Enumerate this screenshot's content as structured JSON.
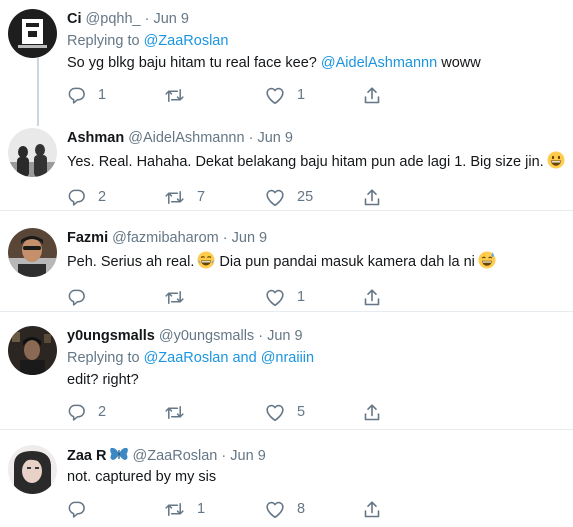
{
  "tweets": [
    {
      "name": "Ci",
      "handle": "@pqhh_",
      "dot": "·",
      "date": "Jun 9",
      "replying_prefix": "Replying to",
      "replying_to": "@ZaaRoslan",
      "text": "So yg blkg baju hitam tu real face kee?",
      "mention": "@AidelAshmannn",
      "text_suffix": "woww",
      "replies": "1",
      "retweets": "",
      "likes": "1"
    },
    {
      "name": "Ashman",
      "handle": "@AidelAshmannn",
      "dot": "·",
      "date": "Jun 9",
      "text": "Yes. Real. Hahaha. Dekat belakang baju hitam pun ade lagi 1. Big size jin.",
      "emoji": "grinning-face",
      "replies": "2",
      "retweets": "7",
      "likes": "25"
    },
    {
      "name": "Fazmi",
      "handle": "@fazmibaharom",
      "dot": "·",
      "date": "Jun 9",
      "text_a": "Peh. Serius ah real.",
      "emoji_a": "tears-of-joy",
      "text_b": "Dia pun pandai masuk kamera dah la ni",
      "emoji_b": "grinning-sweat",
      "replies": "",
      "retweets": "",
      "likes": "1"
    },
    {
      "name": "y0ungsmalls",
      "handle": "@y0ungsmalls",
      "dot": "·",
      "date": "Jun 9",
      "replying_prefix": "Replying to",
      "replying_to": "@ZaaRoslan",
      "replying_and": "and",
      "replying_to_2": "@nraiiin",
      "text": "edit? right?",
      "replies": "2",
      "retweets": "",
      "likes": "5"
    },
    {
      "name": "Zaa R",
      "name_badge": "blue-butterfly",
      "handle": "@ZaaRoslan",
      "dot": "·",
      "date": "Jun 9",
      "text": "not. captured by my sis",
      "replies": "",
      "retweets": "1",
      "likes": "8"
    }
  ],
  "colors": {
    "text": "#14171a",
    "secondary": "#657786",
    "link": "#1b95e0",
    "thread_line": "#ccd6dd",
    "divider": "#e6ecf0"
  }
}
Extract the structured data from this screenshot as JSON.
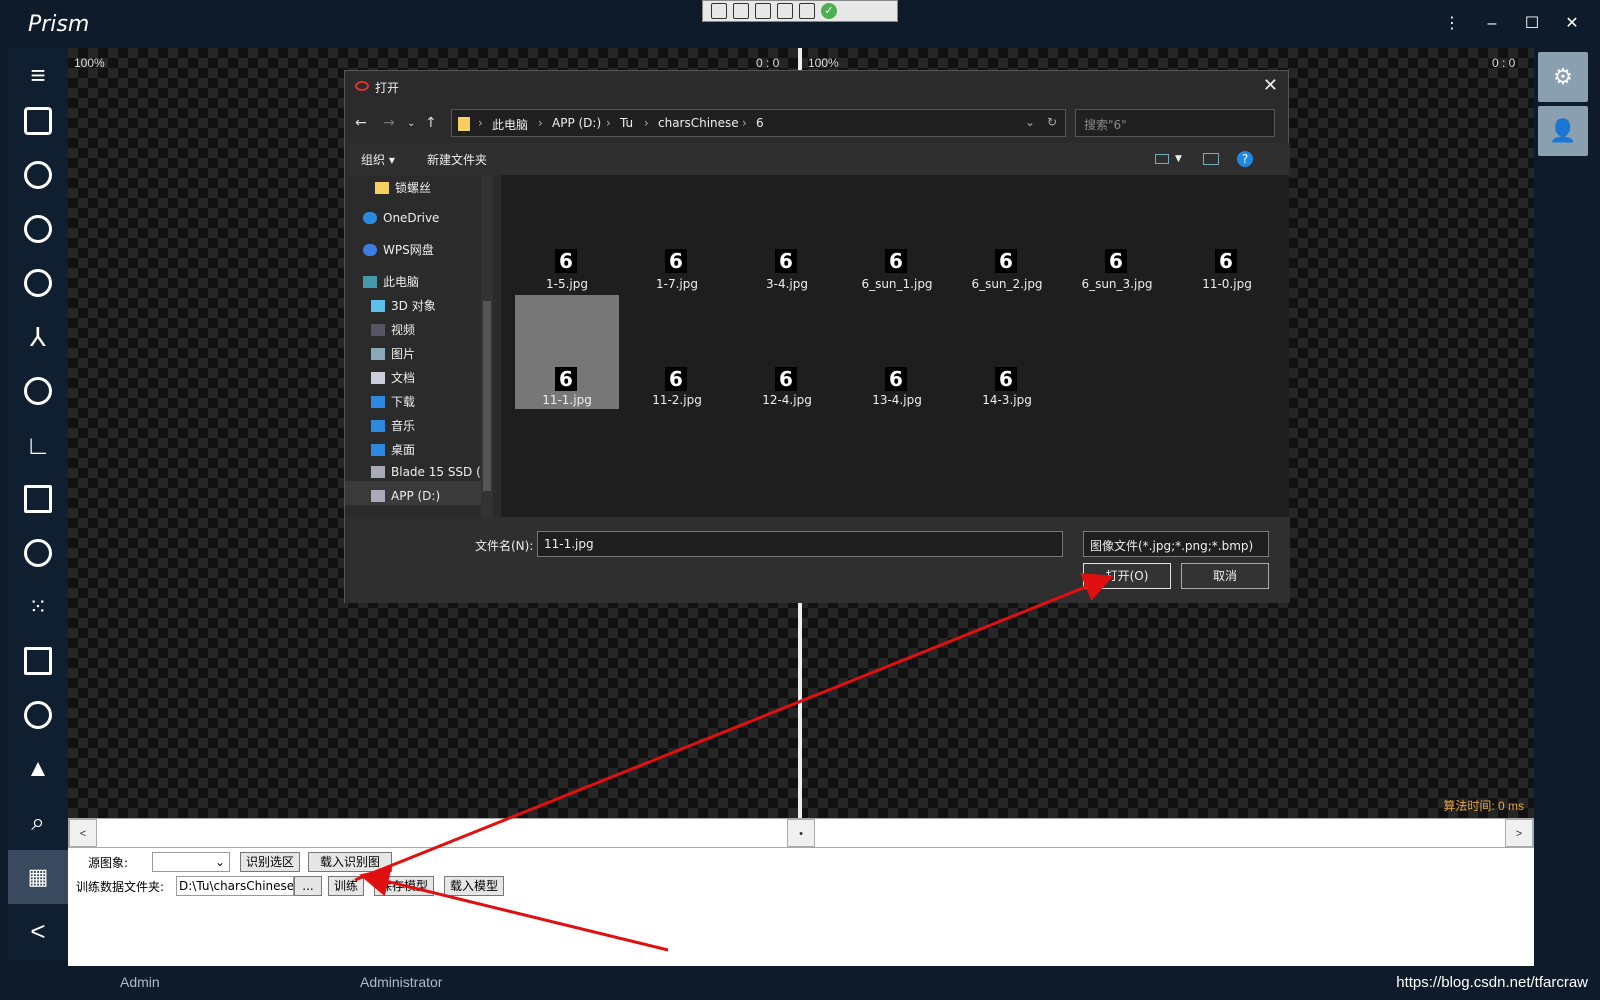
{
  "app": {
    "title": "Prism"
  },
  "canvas": {
    "left_zoom": "100%",
    "left_ratio": "0 : 0",
    "right_zoom": "100%",
    "right_ratio": "0 : 0",
    "algo_time": "算法时间: 0 ms"
  },
  "scroll": {
    "left_label": "<",
    "right_label": ">",
    "thumb_label": "•"
  },
  "panel": {
    "source_label": "源图象:",
    "recognize_region": "识别选区",
    "load_recognize": "载入识别图",
    "train_folder_label": "训练数据文件夹:",
    "train_folder_value": "D:\\Tu\\charsChinese\\",
    "browse": "...",
    "train": "训练",
    "save_model": "保存模型",
    "load_model": "载入模型"
  },
  "status": {
    "user1": "Admin",
    "user2": "Administrator",
    "url": "https://blog.csdn.net/tfarcraw"
  },
  "dialog": {
    "title": "打开",
    "close": "✕",
    "breadcrumb": [
      "此电脑",
      "APP (D:)",
      "Tu",
      "charsChinese",
      "6"
    ],
    "search_placeholder": "搜索\"6\"",
    "organize": "组织 ▾",
    "new_folder": "新建文件夹",
    "tree": [
      {
        "label": "锁螺丝",
        "icon": "folder-icon"
      },
      {
        "label": "OneDrive",
        "icon": "cloud-icon"
      },
      {
        "label": "WPS网盘",
        "icon": "cloud-icon"
      },
      {
        "label": "此电脑",
        "icon": "computer-icon"
      },
      {
        "label": "3D 对象",
        "icon": "cube-icon"
      },
      {
        "label": "视频",
        "icon": "video-icon"
      },
      {
        "label": "图片",
        "icon": "image-icon"
      },
      {
        "label": "文档",
        "icon": "document-icon"
      },
      {
        "label": "下载",
        "icon": "download-icon"
      },
      {
        "label": "音乐",
        "icon": "music-icon"
      },
      {
        "label": "桌面",
        "icon": "desktop-icon"
      },
      {
        "label": "Blade 15 SSD (",
        "icon": "drive-icon"
      },
      {
        "label": "APP (D:)",
        "icon": "drive-icon"
      }
    ],
    "files": [
      {
        "name": "1-5.jpg",
        "glyph": "6"
      },
      {
        "name": "1-7.jpg",
        "glyph": "6"
      },
      {
        "name": "3-4.jpg",
        "glyph": "6"
      },
      {
        "name": "6_sun_1.jpg",
        "glyph": "6"
      },
      {
        "name": "6_sun_2.jpg",
        "glyph": "6"
      },
      {
        "name": "6_sun_3.jpg",
        "glyph": "6"
      },
      {
        "name": "11-0.jpg",
        "glyph": "6"
      },
      {
        "name": "11-1.jpg",
        "glyph": "6",
        "selected": true
      },
      {
        "name": "11-2.jpg",
        "glyph": "6"
      },
      {
        "name": "12-4.jpg",
        "glyph": "6"
      },
      {
        "name": "13-4.jpg",
        "glyph": "6"
      },
      {
        "name": "14-3.jpg",
        "glyph": "6"
      }
    ],
    "filename_label": "文件名(N):",
    "filename_value": "11-1.jpg",
    "filter_value": "图像文件(*.jpg;*.png;*.bmp)",
    "open_button": "打开(O)",
    "cancel_button": "取消"
  },
  "colors": {
    "arrow": "#e01010",
    "accent": "#e8a84a"
  }
}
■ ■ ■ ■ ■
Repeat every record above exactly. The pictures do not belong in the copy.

**TASK OUTPUT**
Enumerate this screenshot's content as structured JSON.
{
  "tweets": [
    {
      "name": "Ci",
      "handle": "@pqhh_",
      "dot": "·",
      "date": "Jun 9",
      "replying_prefix": "Replying to",
      "replying_to": "@ZaaRoslan",
      "text": "So yg blkg baju hitam tu real face kee?",
      "mention": "@AidelAshmannn",
      "text_suffix": "woww",
      "replies": "1",
      "retweets": "",
      "likes": "1"
    },
    {
      "name": "Ashman",
      "handle": "@AidelAshmannn",
      "dot": "·",
      "date": "Jun 9",
      "text": "Yes. Real. Hahaha. Dekat belakang baju hitam pun ade lagi 1. Big size jin.",
      "emoji": "grinning-face",
      "replies": "2",
      "retweets": "7",
      "likes": "25"
    },
    {
      "name": "Fazmi",
      "handle": "@fazmibaharom",
      "dot": "·",
      "date": "Jun 9",
      "text_a": "Peh. Serius ah real.",
      "emoji_a": "tears-of-joy",
      "text_b": "Dia pun pandai masuk kamera dah la ni",
      "emoji_b": "grinning-sweat",
      "replies": "",
      "retweets": "",
      "likes": "1"
    },
    {
      "name": "y0ungsmalls",
      "handle": "@y0ungsmalls",
      "dot": "·",
      "date": "Jun 9",
      "replying_prefix": "Replying to",
      "replying_to": "@ZaaRoslan",
      "replying_and": "and",
      "replying_to_2": "@nraiiin",
      "text": "edit? right?",
      "replies": "2",
      "retweets": "",
      "likes": "5"
    },
    {
      "name": "Zaa R",
      "name_badge": "blue-butterfly",
      "handle": "@ZaaRoslan",
      "dot": "·",
      "date": "Jun 9",
      "text": "not. captured by my sis",
      "replies": "",
      "retweets": "1",
      "likes": "8"
    }
  ],
  "colors": {
    "text": "#14171a",
    "secondary": "#657786",
    "link": "#1b95e0",
    "thread_line": "#ccd6dd",
    "divider": "#e6ecf0"
  }
}
Extract the structured data from this screenshot as JSON.
{
  "app": {
    "title": "Prism"
  },
  "canvas": {
    "left_zoom": "100%",
    "left_ratio": "0 : 0",
    "right_zoom": "100%",
    "right_ratio": "0 : 0",
    "algo_time": "算法时间: 0 ms"
  },
  "scroll": {
    "left_label": "<",
    "right_label": ">",
    "thumb_label": "•"
  },
  "panel": {
    "source_label": "源图象:",
    "recognize_region": "识别选区",
    "load_recognize": "载入识别图",
    "train_folder_label": "训练数据文件夹:",
    "train_folder_value": "D:\\Tu\\charsChinese\\",
    "browse": "...",
    "train": "训练",
    "save_model": "保存模型",
    "load_model": "载入模型"
  },
  "status": {
    "user1": "Admin",
    "user2": "Administrator",
    "url": "https://blog.csdn.net/tfarcraw"
  },
  "dialog": {
    "title": "打开",
    "close": "✕",
    "breadcrumb": [
      "此电脑",
      "APP (D:)",
      "Tu",
      "charsChinese",
      "6"
    ],
    "search_placeholder": "搜索\"6\"",
    "organize": "组织 ▾",
    "new_folder": "新建文件夹",
    "tree": [
      {
        "label": "锁螺丝",
        "icon": "folder-icon"
      },
      {
        "label": "OneDrive",
        "icon": "cloud-icon"
      },
      {
        "label": "WPS网盘",
        "icon": "cloud-icon"
      },
      {
        "label": "此电脑",
        "icon": "computer-icon"
      },
      {
        "label": "3D 对象",
        "icon": "cube-icon"
      },
      {
        "label": "视频",
        "icon": "video-icon"
      },
      {
        "label": "图片",
        "icon": "image-icon"
      },
      {
        "label": "文档",
        "icon": "document-icon"
      },
      {
        "label": "下载",
        "icon": "download-icon"
      },
      {
        "label": "音乐",
        "icon": "music-icon"
      },
      {
        "label": "桌面",
        "icon": "desktop-icon"
      },
      {
        "label": "Blade 15 SSD (",
        "icon": "drive-icon"
      },
      {
        "label": "APP (D:)",
        "icon": "drive-icon"
      }
    ],
    "files": [
      {
        "name": "1-5.jpg",
        "glyph": "6"
      },
      {
        "name": "1-7.jpg",
        "glyph": "6"
      },
      {
        "name": "3-4.jpg",
        "glyph": "6"
      },
      {
        "name": "6_sun_1.jpg",
        "glyph": "6"
      },
      {
        "name": "6_sun_2.jpg",
        "glyph": "6"
      },
      {
        "name": "6_sun_3.jpg",
        "glyph": "6"
      },
      {
        "name": "11-0.jpg",
        "glyph": "6"
      },
      {
        "name": "11-1.jpg",
        "glyph": "6",
        "selected": true
      },
      {
        "name": "11-2.jpg",
        "glyph": "6"
      },
      {
        "name": "12-4.jpg",
        "glyph": "6"
      },
      {
        "name": "13-4.jpg",
        "glyph": "6"
      },
      {
        "name": "14-3.jpg",
        "glyph": "6"
      }
    ],
    "filename_label": "文件名(N):",
    "filename_value": "11-1.jpg",
    "filter_value": "图像文件(*.jpg;*.png;*.bmp)",
    "open_button": "打开(O)",
    "cancel_button": "取消"
  },
  "colors": {
    "arrow": "#e01010",
    "accent": "#e8a84a"
  }
}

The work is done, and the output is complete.